Joyce Drohan Award Winners

Take a look at the journeys that our award winners have taken in their pursuit for knowledge and inspiration in sustainable architecture and urban design. The places that they have visited have contributed to their understanding of sustainable practices in other countries, cultures, and built environments. Their passion serves not only themselves, but as a inspiration for all architects and urban designers to continually pursue knowledge and innovation.


2024 Winner

Maria Angela Viaje

Maria Angela Viaje is a Master of Architecture student in the University of British Columbia approaching her final year of studies. Previously, she completed an Honours Bachelor of Arts in Architecture from the University of Toronto where she graduated with high distinction. In her studies, she developed a gamut of personal research interests which include community agency, diasporic identity, transnationalism, and Southeast Asian studies; all of which inspire and motivate her architectural endeavours. 

Project Description

Understanding Desakotas:
A Study on Land Use and Subverting Binary Urban-Non-urban Paradigms

Desakota is a term coined by UBC urban geographer Terry McGee to describe regions that are the outcome of rapid urban growth, creating “corridors joining large cities, strong rural-urban linkages, and a mixture of urban and rural activities.” More intriguingly, these spaces also demonstrate high mobility, a coexistence of different land uses, and higher female participation in labour. In investigating these spaces and their unique outcomes, this research proposal aims to deepen the understanding of non-Western urban frameworks, speculating upon ways North American models of urbanism could be improved upon.

Jury Comments

“The proposal to study the non-urban through a non-Western lens is fresh and exciting and has many implications for the future of the Canadian urban/non-urban landscape. I appreciate that the proposal was well-researched, imagines travel and research to interesting and relevant places, and promises ambitious products such as a short film and academic papers for conferences."

"I appreciate the applicant’s focus on liminal urban typologies that are resultant spaces, often occurring between highly planned and connected centres and a consequence of rapid urban growth. Looking to non-western examples for lessons that can inform Canadian cities is also laudable."

“Angela's travel will support a design exploration that has a great potential to enrich the academic and professional discourse about the sustainable and resilient design of urban interfaces and transitions between different land uses. “Her diverse travel destinations - Indonesia, Philippines and Japan - will broaden the findings applicable to Canadian cities, complementing Angela's search for an equity-informed and holistic approach to urban design, very much in alignment with the spirit and inspiration of The Joyce Drohan Travel Award.”

2023 Winner

Chloe Boisvert

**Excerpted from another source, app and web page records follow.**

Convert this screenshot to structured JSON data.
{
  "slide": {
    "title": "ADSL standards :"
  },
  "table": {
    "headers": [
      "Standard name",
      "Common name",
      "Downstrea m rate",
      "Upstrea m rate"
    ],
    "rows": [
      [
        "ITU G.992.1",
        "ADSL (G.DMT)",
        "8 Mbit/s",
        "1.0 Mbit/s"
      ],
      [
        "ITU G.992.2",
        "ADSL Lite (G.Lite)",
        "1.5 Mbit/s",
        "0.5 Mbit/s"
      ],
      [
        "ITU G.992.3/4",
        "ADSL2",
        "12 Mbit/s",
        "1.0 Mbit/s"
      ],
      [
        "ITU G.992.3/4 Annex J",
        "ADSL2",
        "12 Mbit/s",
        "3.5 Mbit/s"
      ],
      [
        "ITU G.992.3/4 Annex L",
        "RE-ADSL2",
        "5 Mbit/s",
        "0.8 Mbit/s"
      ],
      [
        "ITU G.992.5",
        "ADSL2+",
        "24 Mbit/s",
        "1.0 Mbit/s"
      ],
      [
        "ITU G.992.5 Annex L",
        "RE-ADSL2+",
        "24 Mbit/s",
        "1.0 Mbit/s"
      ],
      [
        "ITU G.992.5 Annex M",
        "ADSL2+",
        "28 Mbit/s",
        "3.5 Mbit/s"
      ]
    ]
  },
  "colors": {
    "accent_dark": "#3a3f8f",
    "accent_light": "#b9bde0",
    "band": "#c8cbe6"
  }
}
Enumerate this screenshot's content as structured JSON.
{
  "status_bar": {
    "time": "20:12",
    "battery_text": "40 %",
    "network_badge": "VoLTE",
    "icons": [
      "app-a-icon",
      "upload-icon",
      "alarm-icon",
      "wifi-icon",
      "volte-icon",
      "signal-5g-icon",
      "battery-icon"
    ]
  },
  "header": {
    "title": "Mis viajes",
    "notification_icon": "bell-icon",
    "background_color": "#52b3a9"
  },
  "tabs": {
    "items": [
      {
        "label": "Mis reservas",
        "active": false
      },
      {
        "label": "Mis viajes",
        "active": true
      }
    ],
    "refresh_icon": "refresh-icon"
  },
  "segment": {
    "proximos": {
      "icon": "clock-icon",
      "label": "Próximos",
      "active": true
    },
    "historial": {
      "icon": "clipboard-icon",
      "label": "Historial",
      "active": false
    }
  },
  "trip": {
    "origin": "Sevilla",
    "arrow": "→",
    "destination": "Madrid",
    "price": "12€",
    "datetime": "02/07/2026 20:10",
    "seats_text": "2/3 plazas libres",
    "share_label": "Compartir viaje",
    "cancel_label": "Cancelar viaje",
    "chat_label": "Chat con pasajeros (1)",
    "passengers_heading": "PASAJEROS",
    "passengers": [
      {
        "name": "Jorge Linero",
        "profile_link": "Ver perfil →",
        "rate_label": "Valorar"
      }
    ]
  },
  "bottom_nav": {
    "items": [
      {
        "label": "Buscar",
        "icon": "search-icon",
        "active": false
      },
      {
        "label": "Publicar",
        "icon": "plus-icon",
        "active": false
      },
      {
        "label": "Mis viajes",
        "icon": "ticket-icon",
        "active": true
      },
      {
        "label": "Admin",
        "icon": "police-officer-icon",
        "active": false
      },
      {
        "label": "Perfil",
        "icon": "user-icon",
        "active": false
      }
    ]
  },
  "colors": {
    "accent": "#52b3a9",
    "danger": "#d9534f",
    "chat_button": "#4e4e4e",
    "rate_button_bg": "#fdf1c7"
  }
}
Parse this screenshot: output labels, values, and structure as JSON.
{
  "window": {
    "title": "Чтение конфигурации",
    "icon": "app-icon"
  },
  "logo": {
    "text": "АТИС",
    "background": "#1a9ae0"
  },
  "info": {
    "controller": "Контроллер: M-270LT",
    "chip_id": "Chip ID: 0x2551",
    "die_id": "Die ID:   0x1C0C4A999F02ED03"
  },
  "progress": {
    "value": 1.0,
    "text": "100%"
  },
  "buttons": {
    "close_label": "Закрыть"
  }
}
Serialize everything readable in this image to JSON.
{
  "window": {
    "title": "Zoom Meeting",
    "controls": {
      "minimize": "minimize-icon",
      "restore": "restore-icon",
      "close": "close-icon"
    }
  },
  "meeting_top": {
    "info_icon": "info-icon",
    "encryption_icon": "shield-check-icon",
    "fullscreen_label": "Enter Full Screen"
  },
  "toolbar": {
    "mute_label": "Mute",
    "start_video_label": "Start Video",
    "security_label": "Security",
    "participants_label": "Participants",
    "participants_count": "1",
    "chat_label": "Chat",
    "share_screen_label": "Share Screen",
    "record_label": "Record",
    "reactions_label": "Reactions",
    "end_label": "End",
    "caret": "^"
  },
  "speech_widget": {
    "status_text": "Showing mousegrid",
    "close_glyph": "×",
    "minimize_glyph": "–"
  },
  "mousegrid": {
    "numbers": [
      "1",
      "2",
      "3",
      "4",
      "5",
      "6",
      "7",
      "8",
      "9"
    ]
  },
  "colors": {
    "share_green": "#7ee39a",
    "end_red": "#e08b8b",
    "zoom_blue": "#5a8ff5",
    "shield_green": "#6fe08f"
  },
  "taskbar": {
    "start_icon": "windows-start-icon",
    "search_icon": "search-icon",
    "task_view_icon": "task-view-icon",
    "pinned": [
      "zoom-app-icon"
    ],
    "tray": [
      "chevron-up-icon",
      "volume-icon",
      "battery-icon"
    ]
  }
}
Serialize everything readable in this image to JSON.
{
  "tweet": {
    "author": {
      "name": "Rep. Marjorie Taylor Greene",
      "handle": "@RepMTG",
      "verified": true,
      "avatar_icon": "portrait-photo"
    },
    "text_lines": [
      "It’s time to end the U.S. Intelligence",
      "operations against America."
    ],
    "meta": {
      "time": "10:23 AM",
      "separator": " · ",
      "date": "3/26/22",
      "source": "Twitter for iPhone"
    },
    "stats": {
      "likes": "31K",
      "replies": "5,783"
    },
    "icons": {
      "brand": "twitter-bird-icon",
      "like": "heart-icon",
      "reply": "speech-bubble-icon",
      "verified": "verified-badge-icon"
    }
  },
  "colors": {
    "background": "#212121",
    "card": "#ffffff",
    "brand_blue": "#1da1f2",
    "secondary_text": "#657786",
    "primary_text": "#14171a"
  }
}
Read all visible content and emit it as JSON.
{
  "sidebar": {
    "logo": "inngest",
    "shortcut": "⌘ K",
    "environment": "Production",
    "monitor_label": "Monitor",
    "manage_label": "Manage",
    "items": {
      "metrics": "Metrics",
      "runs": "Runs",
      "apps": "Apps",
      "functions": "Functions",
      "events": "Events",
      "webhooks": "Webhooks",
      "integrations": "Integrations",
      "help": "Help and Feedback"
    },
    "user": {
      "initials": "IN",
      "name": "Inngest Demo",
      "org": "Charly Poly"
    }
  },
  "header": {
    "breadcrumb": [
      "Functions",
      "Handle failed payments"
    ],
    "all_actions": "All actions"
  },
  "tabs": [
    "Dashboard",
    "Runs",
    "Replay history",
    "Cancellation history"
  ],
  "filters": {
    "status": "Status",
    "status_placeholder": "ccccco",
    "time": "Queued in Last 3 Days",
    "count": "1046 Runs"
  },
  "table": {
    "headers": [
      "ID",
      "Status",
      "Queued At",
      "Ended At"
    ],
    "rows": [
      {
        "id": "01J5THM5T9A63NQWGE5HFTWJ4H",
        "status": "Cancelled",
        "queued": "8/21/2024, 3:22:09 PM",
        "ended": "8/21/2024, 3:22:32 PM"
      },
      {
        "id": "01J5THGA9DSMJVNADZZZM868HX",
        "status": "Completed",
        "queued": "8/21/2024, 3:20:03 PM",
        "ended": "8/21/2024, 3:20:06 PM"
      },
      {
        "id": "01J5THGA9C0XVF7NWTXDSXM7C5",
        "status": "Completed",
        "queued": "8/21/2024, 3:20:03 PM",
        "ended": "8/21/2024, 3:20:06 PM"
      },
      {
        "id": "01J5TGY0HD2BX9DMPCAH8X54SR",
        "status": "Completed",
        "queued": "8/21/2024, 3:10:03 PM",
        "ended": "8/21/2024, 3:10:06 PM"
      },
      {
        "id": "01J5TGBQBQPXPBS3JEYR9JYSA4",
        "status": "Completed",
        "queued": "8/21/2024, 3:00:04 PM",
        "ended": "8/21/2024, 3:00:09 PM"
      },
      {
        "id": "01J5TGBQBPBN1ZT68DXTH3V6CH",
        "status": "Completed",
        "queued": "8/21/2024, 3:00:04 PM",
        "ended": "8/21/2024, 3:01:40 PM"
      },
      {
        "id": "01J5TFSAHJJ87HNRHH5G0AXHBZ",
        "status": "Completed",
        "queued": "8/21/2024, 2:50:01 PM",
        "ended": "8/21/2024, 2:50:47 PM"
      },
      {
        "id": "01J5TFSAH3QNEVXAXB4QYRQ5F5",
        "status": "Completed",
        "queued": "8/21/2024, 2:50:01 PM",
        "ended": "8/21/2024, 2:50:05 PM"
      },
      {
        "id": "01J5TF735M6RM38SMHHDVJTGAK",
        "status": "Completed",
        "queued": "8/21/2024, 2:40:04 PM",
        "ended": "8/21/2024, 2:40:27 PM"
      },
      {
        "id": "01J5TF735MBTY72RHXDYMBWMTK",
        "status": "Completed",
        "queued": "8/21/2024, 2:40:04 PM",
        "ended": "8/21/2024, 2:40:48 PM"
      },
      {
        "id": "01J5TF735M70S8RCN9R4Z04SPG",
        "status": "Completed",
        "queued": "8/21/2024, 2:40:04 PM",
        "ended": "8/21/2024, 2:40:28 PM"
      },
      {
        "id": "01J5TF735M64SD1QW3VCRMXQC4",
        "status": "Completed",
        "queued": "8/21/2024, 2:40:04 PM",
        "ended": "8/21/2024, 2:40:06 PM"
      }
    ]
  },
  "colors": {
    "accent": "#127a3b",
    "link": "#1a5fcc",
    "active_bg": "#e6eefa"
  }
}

Chloe Boisvert graduated with honours from UBC’s Bachelor of Environmental Design program in 2018, where she was the recipient of the Design Excellence Award. During her undergraduate studies, she spent a semester abroad in Brisbane, Australia, and completed a study abroad trip to Stockholm, Sweden. These experiences led her to a role as a designer at Carscadden Stokes McDonald Architects in Vancouver, where she continued to develop her design skills and ethos by working on a variety of public and community buildings at various scales. Currently a second-year student in SALA’s Master of Architecture program, Chloe’s recent design work has explored adaptive reuse, material recycling, passive design strategies, and storytelling. Raised on a farm in the interior of BC, Chloe believes in the value of taking time to understand distinct identities of place through the design process and is interested in further exploring the interface of the urban and the rural through an interdisciplinary lens.

Project Description

Exploring socio-ecological wildfire resilience strategies in the wildland-urban interface

Wildfire events are increasing in occurrence, intensity, and scale, spurred on by the effects of climate change. Economic and socio-ecological losses to human and animal lives, farmland, structures, equipment, and habitat are mounting both in areas that have historically experienced wildfire activity and in those that have not, with far-reaching impacts that threaten lives, livelihoods, air quality, and food security. As wildfire events shift from a regular natural disturbance to a serious risk case, the need for resilience in built form and social attitudes is evident. This project proposes a study of wildfire-impacted regions ‘on the edge’ in the wildland-urban interface where community-led and bottom-up social, ecological, urban design, and architectural wildfire resilience approaches have been employed, and will speculate on their relevance and possibilities as they relate to Western Canadian communities. Proposed regions of study include commonly owned agricultural and forestry communities in Galicia, Spain where territory is managed such that fire is activated and managed as a tool alongside livestock activity, as well as neighborhood centres in Queensland, Australia, where locally operated community spaces have been formalized as a medium for orchestrating community-led responses to bushfire events.